No wonder designers now step back and pay greater attention to the symptoms of open-plan excess by focusing on dignified and efficient storage and masking the cleaning area with as much panache as possible.

It’s not just about food, as the family gathers around the open kitchen charging personal devices, connecting laptops and connecting TV besides a whole gamut of appliances turns necessary. Mixers, juicers, blenders, pots, and such items need to be hidden away when guests come calling.

Whether it is for the upwardly mobile, the arrived swish set or the struggling, though not necessarily low brow, economically stressed family, tidying up the space seamlessly and in a jiffy is a huge issue. The ideologues of the proletariat might even seem comfortable with a messed up kitchen look since it underlines the need for constant struggle under bourgeoisie oppression but they are changing.

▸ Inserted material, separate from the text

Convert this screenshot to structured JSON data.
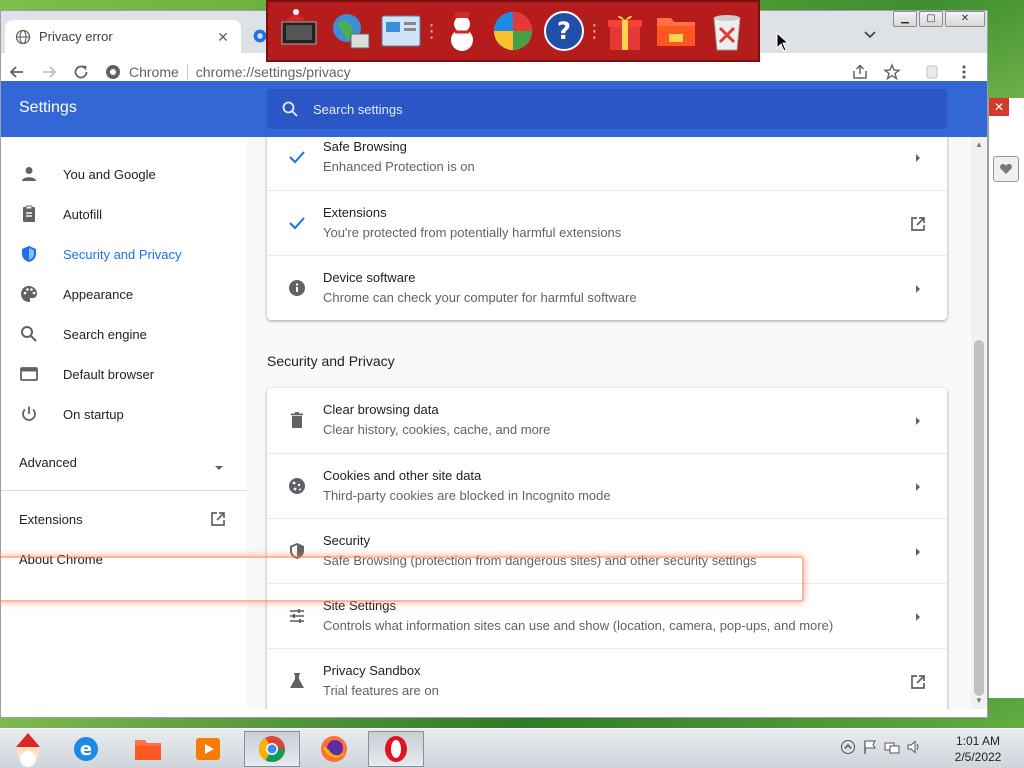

Now every kitchen wants to be a wannabe high-end one. In India, the open kitchen plan was initially a luxury for the servant-run upper-class homes but they soon became evolved into a social aspiration for the expanding, individualist middle class. The problem with proponents of the cause of the economically weaker sections is their wards themselves seem to clamour only for the high-hanging fruit. But if the kitchen is not big, it gets even smaller with the opening into the living area as the wall where one could put their cabinets or fridge or ‘cupboard’ simply disappears.

It is here that the intelligent designer proves her relevance and where the socialist exits in resigned exasperation. The desire, need and significance of right design cuts across all social barriers, levels and backgrounds. The price tag could be different but the right module, the relevant schematics, ergonomics and storage options, not to mention proper plumbing and ventilation defines the beauty of the space.

Ignoring the need for good design in the rush to simply deny market forces for ideological differences will just not do anymore.

"While the open-plan kitchen offers a connection to living spaces for home monitoring and management, it exposes the entire living space to a cocktail of smells and sounds that might not be as appetising."

Anurag Yadav

Consulting Editor

Kitchen Ideas